The New York Times Magazine pieces, from time to time, fascinate me. I often find in them lessons relevant for rhetoric and writing. Take today’s essay on legendary producer Rick Rubin. Some key points raised in the piece:
- Decision Making: Columbia Records hires Rubin to lead it into a new type of decision making process: focus on the music, not the non-music ways to sell music.
- Management: Key to any enterprise. What are the methods we choose to employ in a given situation, particularly when our group needs to recognize new public demands?
- New Media: The record industry faces the challenge of online music.
These are issues relevant for many kinds of activities, but it isn’t hard to generalize to writing or writing program administration either. The cult of personality model suggested in the essay (Rubin will save Columbia) does not appeal to me, but the wisdom of crowds practice of generalizing from situations (a number of smart, if not directly representational models) does. I’m especially interested in this essay’s specific appeal to being able to recognize one’s position in a time of change. As I wrote a couple posts ago, this is no easy task when long held assumptions manage our decision making process (such as how people want to consume music or how writing should look in a first year course). The analogy is not far fetched. Our mythologies of decision making are tied to one another; they don’t always resemble one another, but their relationships are often recognizable regardless of industry (academics vs. music business).

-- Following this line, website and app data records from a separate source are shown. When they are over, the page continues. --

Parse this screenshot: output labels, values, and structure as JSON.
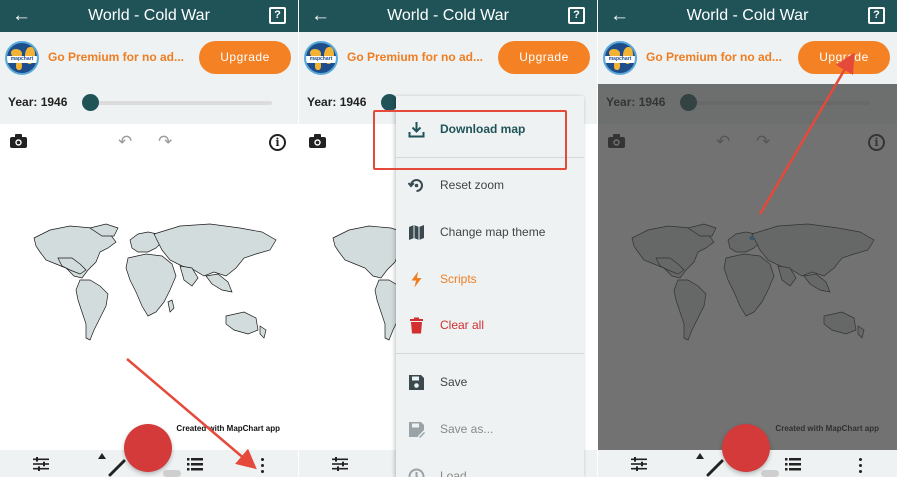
{
  "app": {
    "title": "World - Cold War",
    "back_icon": "arrow-left-icon",
    "help_icon": "help-box-icon"
  },
  "promo": {
    "logo_text": "mapchart",
    "text": "Go Premium for no ad...",
    "upgrade_label": "Upgrade"
  },
  "year": {
    "label": "Year: 1946",
    "slider_fraction": 0.0
  },
  "map": {
    "credit": "Created with MapChart app",
    "colors": {
      "land": "#d3dcdc",
      "border": "#1a1a1a",
      "highlight": "#3aa0c8"
    }
  },
  "menu": {
    "items": [
      {
        "label": "Download map",
        "icon": "download-icon",
        "color": "#1f5358",
        "bold": true
      },
      {
        "label": "Reset zoom",
        "icon": "reset-zoom-icon",
        "color": "#444444"
      },
      {
        "label": "Change map theme",
        "icon": "map-icon",
        "color": "#444444"
      },
      {
        "label": "Scripts",
        "icon": "lightning-icon",
        "color": "#ef7d22"
      },
      {
        "label": "Clear all",
        "icon": "trash-icon",
        "color": "#d32f2f"
      },
      {
        "label": "Save",
        "icon": "save-icon",
        "color": "#444444"
      },
      {
        "label": "Save as...",
        "icon": "save-edit-icon",
        "color": "#9a9a9a"
      },
      {
        "label": "Load...",
        "icon": "history-icon",
        "color": "#9a9a9a"
      }
    ]
  },
  "colors": {
    "topbar": "#1f5358",
    "accent": "#f58125",
    "fab": "#d43a3a",
    "annotation": "#e5493a"
  }
}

What do we do in a time of new media? That “do” aspect of the question is troubling a number of decision making processes. No one can claim the answer, but choices are either to address the demand or ignore it.Â The multiple approaches towards the address are fascinating for what each brings to the table (and you can read the piece for Rubin’s answer to how new media will change the music industry’s focus). But more fascinating is the ignore option. It is fascinating for a number of reasons, but notably what intrigues is the conviction model: we don’t want change for change’s sake; it’s worked for us up to now; what is happing is a fad; something will eventually come along and replace what you are proposing, so why bother, and so on. Each position is even more obstinate than the one, like Rubin’s, that says, wake up and see what’s happening. These positions are even more obstinate than calls for attention because they don’t change. The call may be made in error, may propose a temporary fix, may not rectify the situation. But it does realize there is a situation, and that situations demand responses of change (“change” being a word worthy of further unpacking). The negative response – which has been the record and film industries’ positions – is to ignore, or even worse, to cling even more to the outdated model. The implications for entertainment have been financial losses; for pedagogy, well, that is a complex matter that one blog post cannot explain.